The world of sport and Spanish skiing in particular is mourning the death of Olympic medallist Blanca Fernández Ochoa. The discovery of the former skier's body in the Sierra de Guadarrama on Wednesday brought an end to three days' intensive searching by the Guardia Civil, National Police, fire fighters and hundreds of volunteers in the Fuenfría valley, the Siete Picos and nearby hills and mountains.
The hope of finding Blanca alive, although injured, remained firm among the search team and her family, who never let themselves lose heart. Apart from being an expert skier, she was an experienced hiker and knew these mountains perfectly. She often used to go there alone and sleep outdoors. Sadly, though, when they found her she was dead.
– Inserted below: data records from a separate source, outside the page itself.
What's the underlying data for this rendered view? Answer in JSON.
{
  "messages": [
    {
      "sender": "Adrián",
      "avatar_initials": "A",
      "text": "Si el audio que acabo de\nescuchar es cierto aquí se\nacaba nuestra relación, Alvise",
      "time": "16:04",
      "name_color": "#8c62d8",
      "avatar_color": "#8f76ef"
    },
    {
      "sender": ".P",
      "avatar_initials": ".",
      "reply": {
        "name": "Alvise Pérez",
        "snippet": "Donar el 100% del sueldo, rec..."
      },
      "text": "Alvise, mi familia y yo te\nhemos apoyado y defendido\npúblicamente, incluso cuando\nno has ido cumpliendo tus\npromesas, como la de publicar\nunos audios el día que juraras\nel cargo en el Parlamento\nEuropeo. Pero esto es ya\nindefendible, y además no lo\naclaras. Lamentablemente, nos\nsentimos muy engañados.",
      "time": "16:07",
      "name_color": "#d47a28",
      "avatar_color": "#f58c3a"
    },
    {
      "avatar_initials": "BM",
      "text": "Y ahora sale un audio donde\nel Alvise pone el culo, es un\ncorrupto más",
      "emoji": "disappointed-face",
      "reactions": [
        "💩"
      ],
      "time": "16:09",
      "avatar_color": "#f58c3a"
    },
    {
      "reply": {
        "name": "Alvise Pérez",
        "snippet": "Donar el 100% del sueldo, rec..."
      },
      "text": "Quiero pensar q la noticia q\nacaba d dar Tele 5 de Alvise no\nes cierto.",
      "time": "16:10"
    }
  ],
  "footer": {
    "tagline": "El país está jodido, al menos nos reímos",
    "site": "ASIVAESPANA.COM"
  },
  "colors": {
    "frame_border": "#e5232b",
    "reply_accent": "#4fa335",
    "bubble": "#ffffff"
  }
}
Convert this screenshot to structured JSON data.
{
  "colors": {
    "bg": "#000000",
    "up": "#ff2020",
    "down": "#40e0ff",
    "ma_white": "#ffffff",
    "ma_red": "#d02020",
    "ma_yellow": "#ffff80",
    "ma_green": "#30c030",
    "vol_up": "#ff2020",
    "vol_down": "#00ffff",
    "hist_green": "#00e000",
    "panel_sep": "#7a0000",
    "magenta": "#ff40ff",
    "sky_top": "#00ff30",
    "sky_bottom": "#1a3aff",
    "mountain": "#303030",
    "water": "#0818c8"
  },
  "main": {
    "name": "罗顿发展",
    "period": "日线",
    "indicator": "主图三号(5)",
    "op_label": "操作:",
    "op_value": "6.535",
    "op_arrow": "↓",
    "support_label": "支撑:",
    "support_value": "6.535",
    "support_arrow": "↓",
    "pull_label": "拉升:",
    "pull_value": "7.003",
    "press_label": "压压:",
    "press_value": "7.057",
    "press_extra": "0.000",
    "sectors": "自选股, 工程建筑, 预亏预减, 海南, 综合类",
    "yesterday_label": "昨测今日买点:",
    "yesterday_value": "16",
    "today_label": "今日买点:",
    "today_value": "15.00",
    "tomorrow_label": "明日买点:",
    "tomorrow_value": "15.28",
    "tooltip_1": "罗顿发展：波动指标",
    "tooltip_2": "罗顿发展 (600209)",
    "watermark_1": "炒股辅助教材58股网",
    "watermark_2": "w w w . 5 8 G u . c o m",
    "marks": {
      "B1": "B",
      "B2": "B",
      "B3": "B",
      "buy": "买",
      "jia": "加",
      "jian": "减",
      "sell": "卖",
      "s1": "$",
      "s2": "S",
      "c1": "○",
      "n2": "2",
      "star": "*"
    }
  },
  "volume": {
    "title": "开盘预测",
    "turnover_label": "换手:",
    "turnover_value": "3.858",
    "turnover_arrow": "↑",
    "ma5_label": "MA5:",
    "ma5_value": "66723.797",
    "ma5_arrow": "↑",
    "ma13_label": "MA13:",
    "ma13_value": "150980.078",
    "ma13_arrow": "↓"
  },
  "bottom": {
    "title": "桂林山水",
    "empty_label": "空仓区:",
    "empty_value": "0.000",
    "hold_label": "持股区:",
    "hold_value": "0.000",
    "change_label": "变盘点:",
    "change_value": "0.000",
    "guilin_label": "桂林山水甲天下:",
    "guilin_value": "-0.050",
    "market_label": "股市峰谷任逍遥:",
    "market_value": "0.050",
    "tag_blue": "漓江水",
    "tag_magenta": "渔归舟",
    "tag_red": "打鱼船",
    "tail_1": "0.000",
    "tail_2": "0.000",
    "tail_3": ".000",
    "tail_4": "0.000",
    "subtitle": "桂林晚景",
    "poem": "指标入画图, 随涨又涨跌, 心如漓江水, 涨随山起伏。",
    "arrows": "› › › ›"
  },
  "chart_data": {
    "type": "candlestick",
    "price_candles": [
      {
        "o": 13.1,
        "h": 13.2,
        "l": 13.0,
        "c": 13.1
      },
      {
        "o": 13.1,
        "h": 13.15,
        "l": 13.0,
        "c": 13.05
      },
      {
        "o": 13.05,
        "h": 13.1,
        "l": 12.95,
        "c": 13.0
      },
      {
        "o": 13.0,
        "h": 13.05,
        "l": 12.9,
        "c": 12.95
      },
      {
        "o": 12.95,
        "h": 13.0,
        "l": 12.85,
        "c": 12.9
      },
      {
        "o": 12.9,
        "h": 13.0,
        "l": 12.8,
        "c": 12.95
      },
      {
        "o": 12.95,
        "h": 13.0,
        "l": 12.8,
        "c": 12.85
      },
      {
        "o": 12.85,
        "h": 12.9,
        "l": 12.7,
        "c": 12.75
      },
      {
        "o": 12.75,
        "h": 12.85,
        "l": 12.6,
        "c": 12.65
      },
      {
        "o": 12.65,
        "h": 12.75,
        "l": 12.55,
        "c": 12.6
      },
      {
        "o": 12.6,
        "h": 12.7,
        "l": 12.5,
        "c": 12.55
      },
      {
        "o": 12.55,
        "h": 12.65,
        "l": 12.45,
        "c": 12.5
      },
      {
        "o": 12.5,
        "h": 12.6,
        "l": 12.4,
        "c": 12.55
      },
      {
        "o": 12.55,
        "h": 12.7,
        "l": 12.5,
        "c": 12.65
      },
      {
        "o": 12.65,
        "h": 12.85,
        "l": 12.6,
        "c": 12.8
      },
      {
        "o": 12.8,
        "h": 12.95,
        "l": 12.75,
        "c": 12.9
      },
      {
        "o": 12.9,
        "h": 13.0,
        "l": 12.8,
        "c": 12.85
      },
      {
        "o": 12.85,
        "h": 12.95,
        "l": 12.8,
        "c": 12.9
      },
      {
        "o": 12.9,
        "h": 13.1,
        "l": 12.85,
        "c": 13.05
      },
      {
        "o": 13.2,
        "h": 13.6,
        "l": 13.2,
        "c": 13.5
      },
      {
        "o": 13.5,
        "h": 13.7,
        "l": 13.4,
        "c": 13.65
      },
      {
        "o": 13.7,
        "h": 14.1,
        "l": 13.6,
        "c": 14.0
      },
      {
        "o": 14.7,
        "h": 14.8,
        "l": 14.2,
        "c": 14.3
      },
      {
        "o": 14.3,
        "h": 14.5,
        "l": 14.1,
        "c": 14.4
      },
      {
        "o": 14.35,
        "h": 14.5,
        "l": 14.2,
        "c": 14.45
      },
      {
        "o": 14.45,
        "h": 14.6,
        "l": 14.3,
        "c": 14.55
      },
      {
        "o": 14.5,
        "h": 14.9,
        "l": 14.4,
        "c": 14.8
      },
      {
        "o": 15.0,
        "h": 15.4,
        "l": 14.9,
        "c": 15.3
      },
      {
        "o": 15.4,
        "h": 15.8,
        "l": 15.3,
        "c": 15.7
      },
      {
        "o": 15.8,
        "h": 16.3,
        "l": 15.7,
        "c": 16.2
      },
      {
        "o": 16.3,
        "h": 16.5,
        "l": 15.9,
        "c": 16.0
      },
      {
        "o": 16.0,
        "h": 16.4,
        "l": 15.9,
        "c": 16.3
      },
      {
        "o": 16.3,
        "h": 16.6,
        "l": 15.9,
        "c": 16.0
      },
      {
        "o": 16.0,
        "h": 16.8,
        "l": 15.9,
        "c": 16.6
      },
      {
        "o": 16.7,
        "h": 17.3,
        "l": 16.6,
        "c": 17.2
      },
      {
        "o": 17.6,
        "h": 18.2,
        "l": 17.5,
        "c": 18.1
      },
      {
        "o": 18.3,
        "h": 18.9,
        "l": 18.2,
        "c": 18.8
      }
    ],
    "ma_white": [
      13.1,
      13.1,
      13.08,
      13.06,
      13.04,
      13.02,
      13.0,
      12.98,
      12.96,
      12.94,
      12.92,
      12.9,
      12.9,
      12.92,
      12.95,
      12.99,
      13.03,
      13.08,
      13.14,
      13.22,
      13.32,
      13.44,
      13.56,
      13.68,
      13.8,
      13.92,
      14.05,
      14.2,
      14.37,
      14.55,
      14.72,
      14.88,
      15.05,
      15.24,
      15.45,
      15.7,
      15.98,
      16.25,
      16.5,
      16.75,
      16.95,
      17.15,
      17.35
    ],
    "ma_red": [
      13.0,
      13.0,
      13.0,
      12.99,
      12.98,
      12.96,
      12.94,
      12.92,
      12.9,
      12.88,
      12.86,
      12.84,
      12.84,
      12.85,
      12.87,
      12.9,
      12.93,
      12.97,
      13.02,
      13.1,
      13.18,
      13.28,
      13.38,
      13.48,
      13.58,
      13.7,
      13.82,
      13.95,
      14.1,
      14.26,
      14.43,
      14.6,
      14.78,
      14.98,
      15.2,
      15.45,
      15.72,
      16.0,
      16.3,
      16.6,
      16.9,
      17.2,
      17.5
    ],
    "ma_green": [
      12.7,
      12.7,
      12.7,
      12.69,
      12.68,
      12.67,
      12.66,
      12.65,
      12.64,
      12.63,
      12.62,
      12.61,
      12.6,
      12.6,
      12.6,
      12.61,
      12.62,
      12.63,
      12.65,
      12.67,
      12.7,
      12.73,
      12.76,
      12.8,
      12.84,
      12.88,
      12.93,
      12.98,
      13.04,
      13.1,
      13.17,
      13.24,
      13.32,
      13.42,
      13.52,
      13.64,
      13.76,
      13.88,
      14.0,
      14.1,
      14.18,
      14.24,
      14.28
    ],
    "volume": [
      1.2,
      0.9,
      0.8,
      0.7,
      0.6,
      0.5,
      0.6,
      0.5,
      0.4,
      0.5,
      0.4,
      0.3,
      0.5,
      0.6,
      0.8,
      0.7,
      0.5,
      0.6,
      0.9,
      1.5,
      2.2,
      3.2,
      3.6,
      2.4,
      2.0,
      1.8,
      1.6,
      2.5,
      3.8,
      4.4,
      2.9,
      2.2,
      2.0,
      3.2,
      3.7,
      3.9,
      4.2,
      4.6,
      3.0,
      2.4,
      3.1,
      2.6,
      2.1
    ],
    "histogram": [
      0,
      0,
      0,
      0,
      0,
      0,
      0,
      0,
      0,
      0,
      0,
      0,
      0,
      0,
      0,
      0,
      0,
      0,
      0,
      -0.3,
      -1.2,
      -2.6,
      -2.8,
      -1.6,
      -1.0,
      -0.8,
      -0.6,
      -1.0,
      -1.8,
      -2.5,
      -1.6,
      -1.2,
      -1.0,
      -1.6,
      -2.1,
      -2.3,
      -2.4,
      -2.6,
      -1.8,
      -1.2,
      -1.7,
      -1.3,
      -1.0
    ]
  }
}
The alarm was raised at about 12.30pm on Wednesday when an off-duty Guardia Civil officer was searching with his German Shepherd dog in the Collado del Rey area, close to the peak of La Peñota and on the boundary between the region of Madrid and Segovia province, and he found the body of a woman.
Officers from the Judicial Police force say the body appeared to be that of the 56-year-old, and from the state of decomposition she had probably died at least a week earlier. Various boxes of pills were found next to Blanca's body and the only equipment she was carrying was a shoulder belt.
The police had an idea of where to search because a local man said he had seen Blanca on 24 August and she had told him she planned to go up to the peak of La Peñota, which is about 1,945 metres above sea level and is not considered technically dangerous for hikers.
The area was cordoned off so the Missing Persons Group and the Scientific Police could carry out their work. A judge from Collado Villalba also attended the scene and authorised the removal of the body. The authorities have said the investigation is being carried out under judicial secrecy, and have asked people not to speculate about what had happened, as it would only cause additional pain for the family.